**WHAT THE TASK ASKS:**
Go through the data below line by line and count those containing the word "avatar". Reply with the count only.

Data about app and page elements

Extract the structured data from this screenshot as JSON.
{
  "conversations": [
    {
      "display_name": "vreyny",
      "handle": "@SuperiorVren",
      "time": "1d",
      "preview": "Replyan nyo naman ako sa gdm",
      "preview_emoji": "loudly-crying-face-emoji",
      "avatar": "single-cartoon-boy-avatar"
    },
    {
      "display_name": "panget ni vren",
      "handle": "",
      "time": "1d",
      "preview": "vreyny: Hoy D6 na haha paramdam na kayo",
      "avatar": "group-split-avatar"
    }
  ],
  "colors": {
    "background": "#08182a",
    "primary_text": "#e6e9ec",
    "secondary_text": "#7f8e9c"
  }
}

**RESPONSE:**
2